ZBBYLW From Canada, joined Nov 2006, 1927 posts, RR: 7 Reply 2, posted (5 years 7 months 3 weeks 5 days 12 hours ago) and read 2548 times:
Hey Cal, hows it going?
Anyhow I do not know how I feel about this. On one hand I am thrilled that we are stepping up the patrols over our Arctic. On the other hand I would also like to have a base near by where we have a hand full of CF-188s based. I know they use they use the CP-140 to do the patrolling, but know if we have the Predator (or what ever other UAV may be decided upon) the CF-188s could be used more of a response aircraft. Instead of having crew up their permanently, they could go on two week rotations, similar to how YQQ was staffed for a while. The benefit of this is we could cool of Russia, as they are playing around up there quite a bit these days.
HanginOut From Austria, joined May 2005, 545 posts, RR: 0 Reply 3, posted (5 years 7 months 3 weeks 5 days 11 hours ago) and read 2533 times:
I would hope that the two leading candidates for the UAV mission are the Reaper (the latest version of the Predator) and the Global Hawk (although, I'm worried that this one may be out of our price range - but its loitering time would be incredible!).
The Reaper would probably be my choice as it has the ability to shoot at things, whereas the Global Hawk can carry a lot more sensors. Although, if we have the time, we may want to wait and see what the USN does with its BAMS project and just buy the same UAV they pick (and hopefully get a better deal on them by buying in bulk with the USN).

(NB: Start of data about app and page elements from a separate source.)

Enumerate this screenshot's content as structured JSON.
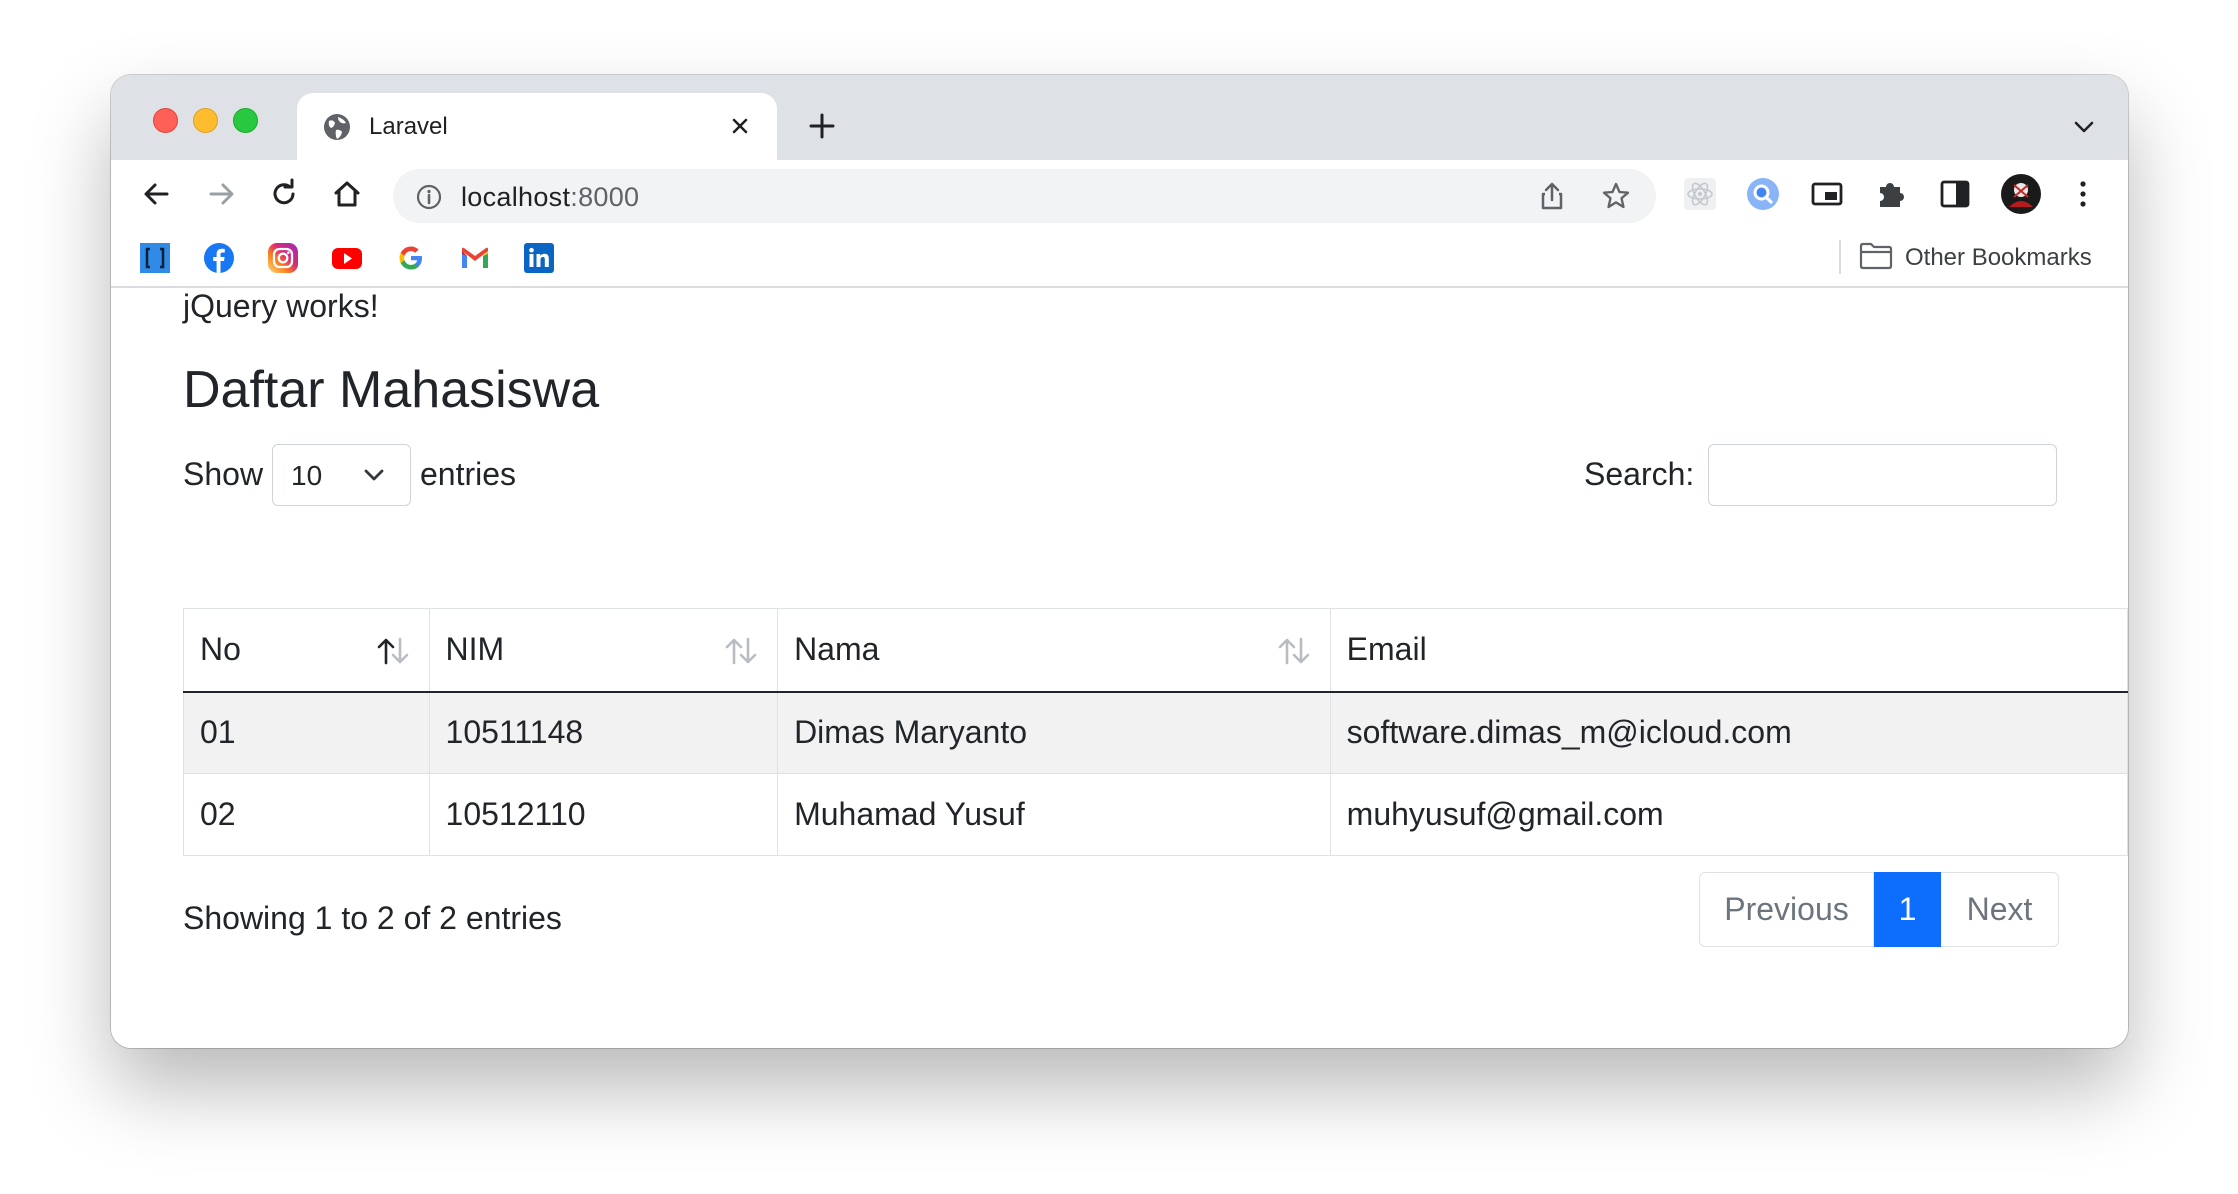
{
  "browser": {
    "tab_title": "Laravel",
    "url_host": "localhost",
    "url_port": ":8000",
    "other_bookmarks": "Other Bookmarks",
    "bookmarks": [
      "brackets-icon",
      "facebook-icon",
      "instagram-icon",
      "youtube-icon",
      "google-icon",
      "gmail-icon",
      "linkedin-icon"
    ]
  },
  "page": {
    "status_text": "jQuery works!",
    "title": "Daftar Mahasiswa"
  },
  "datatable": {
    "length_label_before": "Show",
    "length_value": "10",
    "length_label_after": "entries",
    "search_label": "Search:",
    "search_value": "",
    "columns": [
      "No",
      "NIM",
      "Nama",
      "Email"
    ],
    "rows": [
      [
        "01",
        "10511148",
        "Dimas Maryanto",
        "software.dimas_m@icloud.com"
      ],
      [
        "02",
        "10512110",
        "Muhamad Yusuf",
        "muhyusuf@gmail.com"
      ]
    ],
    "info": "Showing 1 to 2 of 2 entries",
    "pagination": {
      "previous": "Previous",
      "current": "1",
      "next": "Next"
    }
  },
  "colors": {
    "accent": "#0d6efd",
    "stripe": "#f2f2f2",
    "text": "#212529"
  }
}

Oroka From Canada, joined Dec 2006, 791 posts, RR: 0 Reply 4, posted (5 years 7 months 3 weeks 5 days 4 hours ago) and read 2494 times:
Does the Reaper have a air-to-air capacity? As much as I like the idea of the Reaper, I dont think it is what we need. We just need to see what is going on in the area, not armed patrols. If there was a need to project some force in the area, it wouldnt take long to have some CF-188s in the area from Cold Lake.

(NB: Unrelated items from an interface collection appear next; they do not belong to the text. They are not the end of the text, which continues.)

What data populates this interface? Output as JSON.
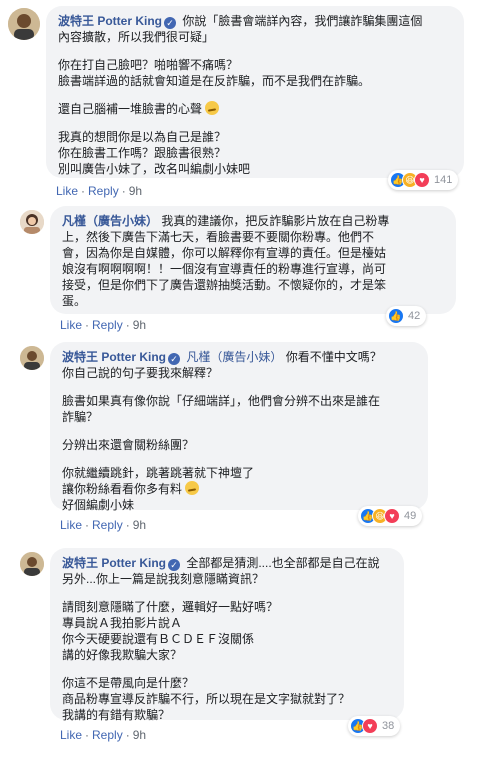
{
  "comments": [
    {
      "author": "波特王 Potter King",
      "mention": "",
      "paragraphs": [
        [
          "你說「臉書會端詳內容，我們讓詐騙集團這個",
          "內容擴散，所以我們很可疑」"
        ],
        [
          "你在打自己臉吧？啪啪響不痛嗎？",
          "臉書端詳過的話就會知道是在反詐騙，而不是我們在詐騙。"
        ],
        [
          "還自己腦補一堆臉書的心聲"
        ],
        [
          "我真的想問你是以為自己是誰？",
          "你在臉書工作嗎？跟臉書很熟？",
          "別叫廣告小妹了，改名叫編劇小妹吧"
        ]
      ],
      "actions": {
        "like": "Like",
        "reply": "Reply",
        "time": "9h"
      },
      "reactions": {
        "icons": [
          "like-icon",
          "haha-icon",
          "love-icon"
        ],
        "count": "141"
      }
    },
    {
      "author": "凡槿（廣告小妹）",
      "mention": "",
      "paragraphs": [
        [
          "我真的建議你，把反詐騙影片放在自己粉專",
          "上，然後下廣告下滿七天，看臉書要不要關你粉專。他們不",
          "會，因為你是自媒體，你可以解釋你有宣導的責任。但是檯姑",
          "娘沒有啊啊啊啊！！一個沒有宣導責任的粉專進行宣導，尚可",
          "接受，但是你們下了廣告還辦抽獎活動。不懷疑你的，才是笨",
          "蛋。"
        ]
      ],
      "actions": {
        "like": "Like",
        "reply": "Reply",
        "time": "9h"
      },
      "reactions": {
        "icons": [
          "like-icon"
        ],
        "count": "42"
      }
    },
    {
      "author": "波特王 Potter King",
      "mention": "凡槿（廣告小妹）",
      "paragraphs": [
        [
          "你看不懂中文嗎？",
          "你自己說的句子要我來解釋？"
        ],
        [
          "臉書如果真有像你說「仔細端詳」，他們會分辨不出來是誰在",
          "詐騙？"
        ],
        [
          "分辨出來還會關粉絲團？"
        ],
        [
          "你就繼續跳針，跳著跳著就下神壇了",
          "讓你粉絲看看你多有料",
          "好個編劇小妹"
        ]
      ],
      "actions": {
        "like": "Like",
        "reply": "Reply",
        "time": "9h"
      },
      "reactions": {
        "icons": [
          "like-icon",
          "haha-icon",
          "love-icon"
        ],
        "count": "49"
      }
    },
    {
      "author": "波特王 Potter King",
      "mention": "",
      "paragraphs": [
        [
          "全部都是猜測....也全部都是自己在說",
          "另外...你上一篇是說我刻意隱瞞資訊？"
        ],
        [
          "請問刻意隱瞞了什麼，邏輯好一點好嗎？",
          "專員說Ａ我拍影片說Ａ",
          "你今天硬要說還有ＢＣＤＥＦ沒關係",
          "講的好像我欺騙大家？"
        ],
        [
          "你這不是帶風向是什麼？",
          "商品粉專宣導反詐騙不行，所以現在是文字獄就對了？",
          "我講的有錯有欺騙？"
        ]
      ],
      "actions": {
        "like": "Like",
        "reply": "Reply",
        "time": "9h"
      },
      "reactions": {
        "icons": [
          "like-icon",
          "love-icon"
        ],
        "count": "38"
      }
    }
  ],
  "colors": {
    "author": "#385898",
    "bubble": "#f2f3f5",
    "action": "#4267b2",
    "like": "#1877f2",
    "haha": "#f7b125",
    "love": "#f33e58"
  }
}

MissedApproach From Canada, joined Oct 2004, 713 posts, RR: 2 Reply 6, posted (5 years 6 months 3 weeks 3 days 8 hours ago) and read 2208 times:
From the CanWest News Service:
The Canadian military is recommending that a $1-billion modernization program for the country's fleet of Aurora surveillance aircraft be scrapped and the air force ease back on how it uses the planes so they can be kept flying until a replacement is delivered. The military argues it doesn't make sense to pump more money into the 25-year-old Auroras, noting that by the time the modernized planes are ready, even more advanced technology will be available. There are also concerns about the extent of the structural problems now facing the Auroras.
The military's recommendation is to keep the Auroras flying until 2016 without upgrades while proceeding with the purchase of Poseidon surveillance aircraft, the U.S. navy's successor to its version of the Aurora. Several years ago, Canada was invited by the U.S. to take part in the Poseidon program, but declined.
That doesn't rule out a UAV fleet, but at the rate the current UAV's are crashing, I hope it is only as a supplement to a real patrol plane.
MissedApproach From Canada, joined Oct 2004, 713 posts, RR: 2 Reply 8, posted (5 years 6 months 3 weeks 2 days 10 hours ago) and read 2110 times:
Quoting Blackbird (Reply 7): Aurora? You're not talking about that hypothetical hypersonic waverider are you?
Nope, Aurora is the name of the Canadian version of the P-3. When purchased, instead of carrying the normal P-3 ASW electronics, our aircraft were equipped with the same suite the S-3 Viking carried.
We also have two new-build P-3 airframes that were bought in 1991. Those planes don't carry any ASW equipment, though I believe they have a thermal camera & surface search radar.